Phallic Stage - from the age of 3 to around 6 years, one’s self-awareness brings about an interest in the genitals, which become the main erogenous zone during this stage.
The birth of a sister and behavior described by Max Graf occurred whilst Little Hans was experiencing the phallic stage. According to Freud’s theory, his preoccupation with male genitals at this age could be understood in terms of the focus that they attracted during this stage. During the phallic stage, Freud also believed that he demonstrated signs of an Oedipus Complex, whereby the love and attention provided by the mother leads to a child’s resentment of their father, who threatens to steal the affection away from them. They may fear that the father will eliminate the threat that they pose by castrating them, leading to castration anxiety.
Freud interpreted Little Hans’ fantasy involving the two giraffes symbolically. As his father was absent for periods of time, Little Hans was allowed to sleep in his parents’ bed. Freud saw the crumpled giraffe as representing the boy’s mother - he attempted to steal her away from the other giraffe, who denoted his father, and was met with cries of opposition.
This view was further supported by a conversation in which Little Hans referred to his father as “grandfather”, envisaging himself replacing him as the paternal figure and the focus of the mother’s affection.
Little Hans’ fear of horses could also be understood in symbolic terms. Freud felt that the large genitals of the animals led to him experiencing the displacement of a fear of his father onto the horses. The black surrounding their eyes reminded Little Hans of his father, with their blinkers resembling the man’s glasses.
According to Freud’s psychoanalyst daughter, Anna Freud (1895-1982), in The Ego and the Mechanism of Defence (1936), the conflict between the father and son in competition for the affection of the mother may be resolved through a defence mechanism process known as identification with the aggressor. Through such a process, the child believes that they can appease the father by adopting his behavioral characteristics in the hope that a similarity between the two will reduce any potential conflict.2
Freud and Graf noted how Little Hans’ fear of horses was reduced with his description of a fantasy which suggested the resolution of his castration anxiety, and with his acceptance of an Oedipus Complex, with his admission in another fantasy that he would like to replace his father and have children with his mother.
Little Hans visited Freud at the age of nineteen and his was described by Freud to be healthy, suggesting the long-term resolution of his fear. He (Herbert Graf) would go on to develop a successful career as an opera director. Graf died in Geneva in 1973.
Freud’s interpretation of the case of Little Hans and his use of the boy’s experiences to support his theories of psychosexual development have been criticised by psychologists more recently.
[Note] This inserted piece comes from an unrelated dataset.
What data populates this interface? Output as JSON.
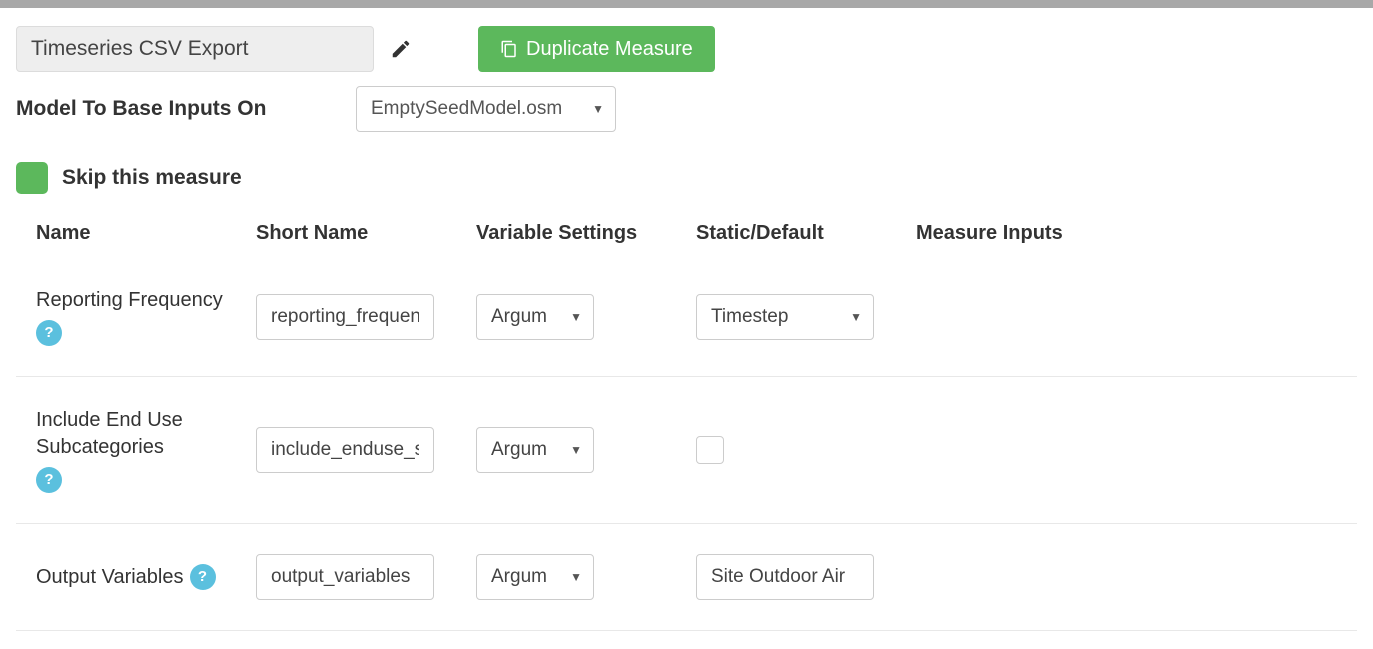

Jerome Wakefield applied John Bowlby’s theory of attachment to Little Hans’ giraffe fantasy, proposing that it was symbolic not only of his parents but also of the competition between him and his younger sister for the attention of their mother (Wakefield, 2007).3
The process by which Freud obtained evidence to support his ideas has also been questioned. The case is based in part on letters from a person who Freud believed Little Hans feared and resented, raising questions as to how frank the conversations between father and son could have been.